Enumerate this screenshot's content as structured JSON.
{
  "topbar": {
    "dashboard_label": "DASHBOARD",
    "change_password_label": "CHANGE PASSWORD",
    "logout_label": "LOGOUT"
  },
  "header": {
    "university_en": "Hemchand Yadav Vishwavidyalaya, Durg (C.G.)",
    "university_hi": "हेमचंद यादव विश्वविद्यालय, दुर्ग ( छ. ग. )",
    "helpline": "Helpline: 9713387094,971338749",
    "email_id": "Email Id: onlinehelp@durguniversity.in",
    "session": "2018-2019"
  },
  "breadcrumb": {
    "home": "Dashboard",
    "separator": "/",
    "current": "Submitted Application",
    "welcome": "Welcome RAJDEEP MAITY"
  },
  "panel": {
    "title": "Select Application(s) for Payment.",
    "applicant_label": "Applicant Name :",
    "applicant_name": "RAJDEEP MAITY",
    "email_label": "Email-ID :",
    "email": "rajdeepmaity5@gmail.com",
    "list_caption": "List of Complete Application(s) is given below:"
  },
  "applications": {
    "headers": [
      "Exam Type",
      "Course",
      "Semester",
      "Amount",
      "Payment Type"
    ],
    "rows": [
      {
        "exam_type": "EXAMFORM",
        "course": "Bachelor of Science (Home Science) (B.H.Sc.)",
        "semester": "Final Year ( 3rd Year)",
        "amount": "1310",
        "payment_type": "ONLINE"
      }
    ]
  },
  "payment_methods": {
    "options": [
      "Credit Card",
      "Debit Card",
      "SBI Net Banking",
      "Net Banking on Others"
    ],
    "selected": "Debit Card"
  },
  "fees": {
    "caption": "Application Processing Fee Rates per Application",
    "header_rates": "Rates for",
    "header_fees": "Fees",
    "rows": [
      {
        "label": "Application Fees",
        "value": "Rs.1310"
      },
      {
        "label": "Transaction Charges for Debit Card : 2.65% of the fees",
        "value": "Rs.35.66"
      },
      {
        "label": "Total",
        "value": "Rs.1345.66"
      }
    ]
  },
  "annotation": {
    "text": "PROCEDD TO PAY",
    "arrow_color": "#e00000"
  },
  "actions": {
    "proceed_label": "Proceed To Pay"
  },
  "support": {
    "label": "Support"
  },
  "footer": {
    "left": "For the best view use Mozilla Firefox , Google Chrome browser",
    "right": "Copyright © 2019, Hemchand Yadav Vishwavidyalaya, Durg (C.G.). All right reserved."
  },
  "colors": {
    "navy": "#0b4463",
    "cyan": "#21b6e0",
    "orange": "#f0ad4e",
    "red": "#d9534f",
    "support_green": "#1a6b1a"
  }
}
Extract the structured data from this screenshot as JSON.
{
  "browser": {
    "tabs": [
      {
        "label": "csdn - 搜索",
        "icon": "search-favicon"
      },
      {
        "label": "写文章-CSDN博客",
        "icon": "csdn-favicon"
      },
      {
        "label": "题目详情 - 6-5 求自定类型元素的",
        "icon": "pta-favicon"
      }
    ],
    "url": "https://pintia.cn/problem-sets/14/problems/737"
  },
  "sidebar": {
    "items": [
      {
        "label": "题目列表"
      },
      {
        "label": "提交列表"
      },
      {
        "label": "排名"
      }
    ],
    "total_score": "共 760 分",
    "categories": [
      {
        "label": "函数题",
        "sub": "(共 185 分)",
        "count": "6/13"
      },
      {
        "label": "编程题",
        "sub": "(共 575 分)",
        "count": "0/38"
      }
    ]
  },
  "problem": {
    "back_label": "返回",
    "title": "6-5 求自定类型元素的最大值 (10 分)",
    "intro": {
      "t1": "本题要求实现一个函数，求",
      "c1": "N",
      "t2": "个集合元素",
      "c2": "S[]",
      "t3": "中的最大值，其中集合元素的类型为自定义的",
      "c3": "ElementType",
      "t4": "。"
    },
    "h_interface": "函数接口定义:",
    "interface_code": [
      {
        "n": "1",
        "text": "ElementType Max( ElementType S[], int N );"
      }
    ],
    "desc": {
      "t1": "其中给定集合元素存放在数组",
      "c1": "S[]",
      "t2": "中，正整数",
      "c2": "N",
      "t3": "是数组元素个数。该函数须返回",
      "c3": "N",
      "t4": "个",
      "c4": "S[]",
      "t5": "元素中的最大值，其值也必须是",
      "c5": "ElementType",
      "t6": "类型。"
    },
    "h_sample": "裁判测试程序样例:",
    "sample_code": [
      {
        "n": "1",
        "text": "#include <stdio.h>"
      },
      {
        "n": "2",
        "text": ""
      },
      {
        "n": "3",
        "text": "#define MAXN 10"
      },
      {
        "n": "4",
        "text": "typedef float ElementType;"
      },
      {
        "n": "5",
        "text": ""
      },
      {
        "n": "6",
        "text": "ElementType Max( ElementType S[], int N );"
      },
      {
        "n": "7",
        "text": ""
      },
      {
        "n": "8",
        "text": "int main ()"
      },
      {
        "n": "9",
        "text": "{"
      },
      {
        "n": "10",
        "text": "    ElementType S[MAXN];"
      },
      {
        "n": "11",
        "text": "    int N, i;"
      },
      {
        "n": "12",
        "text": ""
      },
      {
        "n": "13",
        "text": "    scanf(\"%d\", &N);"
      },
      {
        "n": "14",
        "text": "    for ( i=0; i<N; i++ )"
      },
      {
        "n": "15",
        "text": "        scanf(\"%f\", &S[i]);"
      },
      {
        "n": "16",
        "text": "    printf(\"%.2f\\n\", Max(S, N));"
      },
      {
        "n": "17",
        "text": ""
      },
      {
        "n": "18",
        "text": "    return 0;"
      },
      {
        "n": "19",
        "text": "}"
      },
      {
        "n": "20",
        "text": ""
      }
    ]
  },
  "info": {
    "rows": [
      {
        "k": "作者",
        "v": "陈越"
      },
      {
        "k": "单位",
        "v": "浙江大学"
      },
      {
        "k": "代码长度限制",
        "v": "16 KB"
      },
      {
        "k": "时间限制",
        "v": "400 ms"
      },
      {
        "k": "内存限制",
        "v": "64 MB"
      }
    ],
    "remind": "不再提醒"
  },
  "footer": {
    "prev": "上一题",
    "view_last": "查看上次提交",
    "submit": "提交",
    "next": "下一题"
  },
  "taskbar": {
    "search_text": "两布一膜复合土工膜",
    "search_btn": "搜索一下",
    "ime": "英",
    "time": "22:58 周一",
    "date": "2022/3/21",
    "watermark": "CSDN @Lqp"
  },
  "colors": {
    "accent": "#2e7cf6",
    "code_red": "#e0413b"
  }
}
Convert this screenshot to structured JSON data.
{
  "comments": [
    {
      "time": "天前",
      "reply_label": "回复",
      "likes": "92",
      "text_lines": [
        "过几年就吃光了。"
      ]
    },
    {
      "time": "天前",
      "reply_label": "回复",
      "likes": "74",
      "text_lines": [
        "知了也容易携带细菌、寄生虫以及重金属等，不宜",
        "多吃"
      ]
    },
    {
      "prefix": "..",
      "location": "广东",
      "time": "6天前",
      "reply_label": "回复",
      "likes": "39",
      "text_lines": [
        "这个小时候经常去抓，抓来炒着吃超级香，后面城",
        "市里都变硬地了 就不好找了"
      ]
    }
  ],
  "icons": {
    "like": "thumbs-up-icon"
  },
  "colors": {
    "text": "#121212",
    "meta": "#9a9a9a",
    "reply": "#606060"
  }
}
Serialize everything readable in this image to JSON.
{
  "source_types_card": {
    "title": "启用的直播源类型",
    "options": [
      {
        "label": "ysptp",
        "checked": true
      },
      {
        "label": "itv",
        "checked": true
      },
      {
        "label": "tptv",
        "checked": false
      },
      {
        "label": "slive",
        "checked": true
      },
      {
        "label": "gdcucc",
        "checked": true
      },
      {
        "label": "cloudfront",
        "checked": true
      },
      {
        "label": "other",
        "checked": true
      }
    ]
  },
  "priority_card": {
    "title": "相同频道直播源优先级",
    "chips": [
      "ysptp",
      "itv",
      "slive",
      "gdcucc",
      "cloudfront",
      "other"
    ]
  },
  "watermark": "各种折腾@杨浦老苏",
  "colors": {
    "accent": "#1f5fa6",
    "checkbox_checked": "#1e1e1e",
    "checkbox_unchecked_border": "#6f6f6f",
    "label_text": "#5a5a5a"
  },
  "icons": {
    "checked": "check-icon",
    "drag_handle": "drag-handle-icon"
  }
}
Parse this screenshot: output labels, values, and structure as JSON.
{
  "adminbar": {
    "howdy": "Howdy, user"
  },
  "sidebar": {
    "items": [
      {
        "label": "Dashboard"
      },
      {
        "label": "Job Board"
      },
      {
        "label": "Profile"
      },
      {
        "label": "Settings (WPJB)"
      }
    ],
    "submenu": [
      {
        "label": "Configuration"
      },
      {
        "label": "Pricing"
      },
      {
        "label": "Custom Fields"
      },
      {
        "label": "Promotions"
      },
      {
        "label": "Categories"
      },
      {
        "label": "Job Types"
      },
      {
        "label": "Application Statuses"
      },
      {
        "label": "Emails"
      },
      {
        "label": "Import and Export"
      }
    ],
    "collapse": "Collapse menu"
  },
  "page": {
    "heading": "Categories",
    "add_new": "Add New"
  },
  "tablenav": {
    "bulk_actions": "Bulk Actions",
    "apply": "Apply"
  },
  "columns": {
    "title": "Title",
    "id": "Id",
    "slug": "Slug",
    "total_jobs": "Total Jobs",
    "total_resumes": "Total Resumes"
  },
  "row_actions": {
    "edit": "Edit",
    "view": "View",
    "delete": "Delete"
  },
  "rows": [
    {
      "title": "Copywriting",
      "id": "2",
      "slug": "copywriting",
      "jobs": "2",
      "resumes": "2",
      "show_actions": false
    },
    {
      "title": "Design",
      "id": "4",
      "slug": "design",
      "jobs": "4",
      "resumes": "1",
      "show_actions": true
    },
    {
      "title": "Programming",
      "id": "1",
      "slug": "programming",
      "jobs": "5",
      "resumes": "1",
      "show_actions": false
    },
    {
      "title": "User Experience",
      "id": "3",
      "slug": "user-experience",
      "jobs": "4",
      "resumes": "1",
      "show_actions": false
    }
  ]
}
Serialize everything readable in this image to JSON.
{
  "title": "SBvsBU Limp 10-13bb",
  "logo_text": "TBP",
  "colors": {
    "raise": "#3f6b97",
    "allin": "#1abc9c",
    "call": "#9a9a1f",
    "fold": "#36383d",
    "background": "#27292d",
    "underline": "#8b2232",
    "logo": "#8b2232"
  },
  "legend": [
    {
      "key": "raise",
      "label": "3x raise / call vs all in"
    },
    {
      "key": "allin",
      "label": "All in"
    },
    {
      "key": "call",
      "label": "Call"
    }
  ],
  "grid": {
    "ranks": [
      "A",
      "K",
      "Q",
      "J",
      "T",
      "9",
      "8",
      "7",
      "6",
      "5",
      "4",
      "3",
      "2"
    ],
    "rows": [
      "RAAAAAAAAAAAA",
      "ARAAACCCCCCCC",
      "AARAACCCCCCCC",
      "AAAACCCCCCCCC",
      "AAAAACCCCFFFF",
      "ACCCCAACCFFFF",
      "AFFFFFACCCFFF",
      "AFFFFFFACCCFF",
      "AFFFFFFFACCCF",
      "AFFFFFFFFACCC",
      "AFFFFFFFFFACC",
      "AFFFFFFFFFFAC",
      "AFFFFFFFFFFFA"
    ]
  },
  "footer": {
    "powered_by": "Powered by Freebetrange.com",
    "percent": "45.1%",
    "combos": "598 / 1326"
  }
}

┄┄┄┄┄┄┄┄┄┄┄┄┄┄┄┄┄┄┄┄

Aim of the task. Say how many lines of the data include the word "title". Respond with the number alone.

Exercise solution. 10